Read Luke 2:25-32
Waiting can be a challenge for many of us. Anyone who has anticipated something tremendous to occur knows that you are often on edge. If our wait is prolonged, doubt can enter into one’s mind. A person may even become irritable because the waiting may seem unbearable. When the wait is over, a feeling of relief and joy sweeps over us.
The people of Israel had been waiting a long time for a savior, the Messiah. Some of them had given up hope, become upset, and maybe even fell away from their faith in God. One Hebrew man who remained faithful and did not waver from his belief that God would fulfill the promise of the Messiah was Simeon. When Mary and Joseph brought Jesus to the temple for consecration, Simeon knew the promise had been fulfilled. He offered a song of praise and thanks to God. In his song, he declared who this child was and what he would do for the world.
There are times when we have to wait for God to fulfill a promise. God’s timing seldom aligns with our own. God’s timing is perfect so waiting is often the norm for us. How we handle this wait reveals our nature. Do we become irritated, maybe even fall away from our faith? Or do we choose to respond as Simeon, remaining faithful and continuing to trust in God’s promise to be fulfilled?
Read John 14:12-14
In the mid-19th century, comprehensive trademark laws began to emerge internationally. The concept behind trademarks laws is to protect names, labels and icons from being used by multiple people, organizations or companies. The originator of a label, name or icon desires to protect the trademark from misuse and misrepresentation. The trademarks are intended for individuals to easily associate the person to the company, organization, product or service in their mind when it is seen. Understandably, if the trademark is used by someone else, confusion may occur at the very least or harm of the entity’s image may be the greatest damage. Attaching one’s trademark to something communicates ownership or, at a minimum, endorsement.

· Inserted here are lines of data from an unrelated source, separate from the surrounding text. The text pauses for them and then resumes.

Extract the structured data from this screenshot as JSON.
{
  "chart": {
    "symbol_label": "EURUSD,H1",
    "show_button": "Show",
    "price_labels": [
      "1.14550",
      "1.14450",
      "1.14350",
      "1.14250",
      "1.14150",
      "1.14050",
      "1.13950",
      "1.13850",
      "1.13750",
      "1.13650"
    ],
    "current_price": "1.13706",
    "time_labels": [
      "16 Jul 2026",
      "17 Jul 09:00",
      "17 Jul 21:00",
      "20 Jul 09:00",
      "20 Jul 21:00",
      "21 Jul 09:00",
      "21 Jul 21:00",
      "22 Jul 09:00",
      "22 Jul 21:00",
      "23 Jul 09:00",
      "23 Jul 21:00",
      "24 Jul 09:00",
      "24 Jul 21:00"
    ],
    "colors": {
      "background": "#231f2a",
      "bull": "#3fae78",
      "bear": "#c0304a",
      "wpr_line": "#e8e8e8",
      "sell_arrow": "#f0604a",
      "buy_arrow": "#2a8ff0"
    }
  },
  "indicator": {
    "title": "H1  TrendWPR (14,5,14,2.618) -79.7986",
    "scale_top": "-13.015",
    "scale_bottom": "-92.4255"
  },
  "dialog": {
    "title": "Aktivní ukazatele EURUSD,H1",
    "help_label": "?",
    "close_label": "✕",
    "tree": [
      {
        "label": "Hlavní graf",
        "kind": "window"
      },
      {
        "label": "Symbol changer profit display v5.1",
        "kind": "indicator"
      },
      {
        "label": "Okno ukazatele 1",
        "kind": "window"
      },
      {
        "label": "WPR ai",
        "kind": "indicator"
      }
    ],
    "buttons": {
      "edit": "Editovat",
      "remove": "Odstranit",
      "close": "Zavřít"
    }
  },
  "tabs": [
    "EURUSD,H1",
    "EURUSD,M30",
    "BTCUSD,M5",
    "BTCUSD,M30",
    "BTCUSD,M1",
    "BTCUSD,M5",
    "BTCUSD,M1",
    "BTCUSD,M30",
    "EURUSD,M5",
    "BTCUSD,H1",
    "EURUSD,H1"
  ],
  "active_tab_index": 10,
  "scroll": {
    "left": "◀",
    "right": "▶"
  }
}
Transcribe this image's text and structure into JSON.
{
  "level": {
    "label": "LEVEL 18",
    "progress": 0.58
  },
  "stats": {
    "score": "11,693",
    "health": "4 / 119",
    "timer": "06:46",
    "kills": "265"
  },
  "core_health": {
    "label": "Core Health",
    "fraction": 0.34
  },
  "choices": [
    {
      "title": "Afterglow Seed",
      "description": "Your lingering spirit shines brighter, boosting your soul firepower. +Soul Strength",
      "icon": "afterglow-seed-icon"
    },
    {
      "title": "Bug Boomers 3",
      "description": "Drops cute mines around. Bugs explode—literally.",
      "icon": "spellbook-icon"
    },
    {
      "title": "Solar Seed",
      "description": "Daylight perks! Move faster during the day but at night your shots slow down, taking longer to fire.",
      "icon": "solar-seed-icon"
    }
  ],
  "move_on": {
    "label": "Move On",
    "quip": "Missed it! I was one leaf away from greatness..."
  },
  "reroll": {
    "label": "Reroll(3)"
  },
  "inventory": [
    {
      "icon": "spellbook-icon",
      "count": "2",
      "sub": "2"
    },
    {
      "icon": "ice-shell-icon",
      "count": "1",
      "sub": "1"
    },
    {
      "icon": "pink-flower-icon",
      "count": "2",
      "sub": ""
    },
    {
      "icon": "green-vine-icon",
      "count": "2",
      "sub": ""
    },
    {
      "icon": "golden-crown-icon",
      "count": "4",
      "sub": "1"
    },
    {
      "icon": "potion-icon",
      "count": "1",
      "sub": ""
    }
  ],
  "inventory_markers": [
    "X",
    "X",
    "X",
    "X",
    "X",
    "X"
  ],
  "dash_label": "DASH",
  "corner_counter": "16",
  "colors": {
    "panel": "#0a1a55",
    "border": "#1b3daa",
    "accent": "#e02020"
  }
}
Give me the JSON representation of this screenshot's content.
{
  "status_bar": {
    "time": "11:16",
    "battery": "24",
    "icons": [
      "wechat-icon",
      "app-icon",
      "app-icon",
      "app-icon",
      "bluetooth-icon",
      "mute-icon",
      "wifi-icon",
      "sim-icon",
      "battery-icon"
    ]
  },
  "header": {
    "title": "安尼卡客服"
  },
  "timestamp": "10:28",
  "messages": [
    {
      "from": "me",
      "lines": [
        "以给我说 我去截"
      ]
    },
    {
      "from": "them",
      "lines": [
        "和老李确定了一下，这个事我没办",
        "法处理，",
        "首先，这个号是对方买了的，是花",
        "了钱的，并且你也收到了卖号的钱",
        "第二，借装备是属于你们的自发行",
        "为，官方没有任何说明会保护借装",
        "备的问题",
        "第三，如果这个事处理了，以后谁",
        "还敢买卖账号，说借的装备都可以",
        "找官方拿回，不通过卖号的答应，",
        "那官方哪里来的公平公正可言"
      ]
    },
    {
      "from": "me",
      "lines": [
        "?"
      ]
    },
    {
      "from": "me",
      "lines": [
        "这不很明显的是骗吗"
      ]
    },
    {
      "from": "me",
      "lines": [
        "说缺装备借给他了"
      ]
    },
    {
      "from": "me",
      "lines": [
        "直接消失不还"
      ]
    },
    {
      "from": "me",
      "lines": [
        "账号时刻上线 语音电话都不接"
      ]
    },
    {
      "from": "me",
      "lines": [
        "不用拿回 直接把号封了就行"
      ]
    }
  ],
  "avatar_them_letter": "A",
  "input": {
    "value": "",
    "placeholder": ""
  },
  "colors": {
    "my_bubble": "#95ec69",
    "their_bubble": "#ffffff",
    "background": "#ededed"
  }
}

The passage from John’s gospel account speaks of attaching Jesus’s name to a prayer or request. Jesus is in a conversation with the twelve about his leaving but returning later to take them with him. Thomas is confused about knowing where Jesus is going so they can follow. Then when Jesus states he is the way, the truth and the life, along with providing access to the Father, Philip asks to see the Father. Jesus tells them if they have seen him, they have seen the Father. This leads to the three verses we have just read.
Often these statements, and similar ones, by Jesus have caused people to conclude that anything we ask will occur if we attach the phrase, “in Jesus’s name.” When young children are taught to pray, they are taught to end each prayer with “in Jesus’s name. Amen.” This practice is directly related to conversations as we find in this John passage. Unfortunately, the perception that this is some magic incantation to make all desires come true exists in many minds. Cynics point out how often this does not work. Believers can become disillusioned when it appears to fail.
There are many reasons why a prayer request appears to go unfulfilled. The issue may be that God knows the request will not benefit the petitioner in the long run. Maybe the requestcould bring a negative impact on the well-being of another. Or the problem with the fulfillment could be the motivation behind the request. The timing of the request may not be right and it may be fulfilled later or throughout a period of time. Truly, only God understands why some requests are not granted immediately after they are made.
A valuable measuring stick in regard to requests a person might make of the Lord is to ask what it means to attach Jesus’s name to the request. Is what I am asking for in alignment with how Jesus lived his life? Does this request fit in the teachings Jesus shared? Are my intentions behind the request in agreement with the love and service heart Jesus demonstrated? Would Jesus be proud to have his name connected to this request? These questions will help a person determine if the request should be made. The answers may also provide some insight into why some requests are not fulfilled.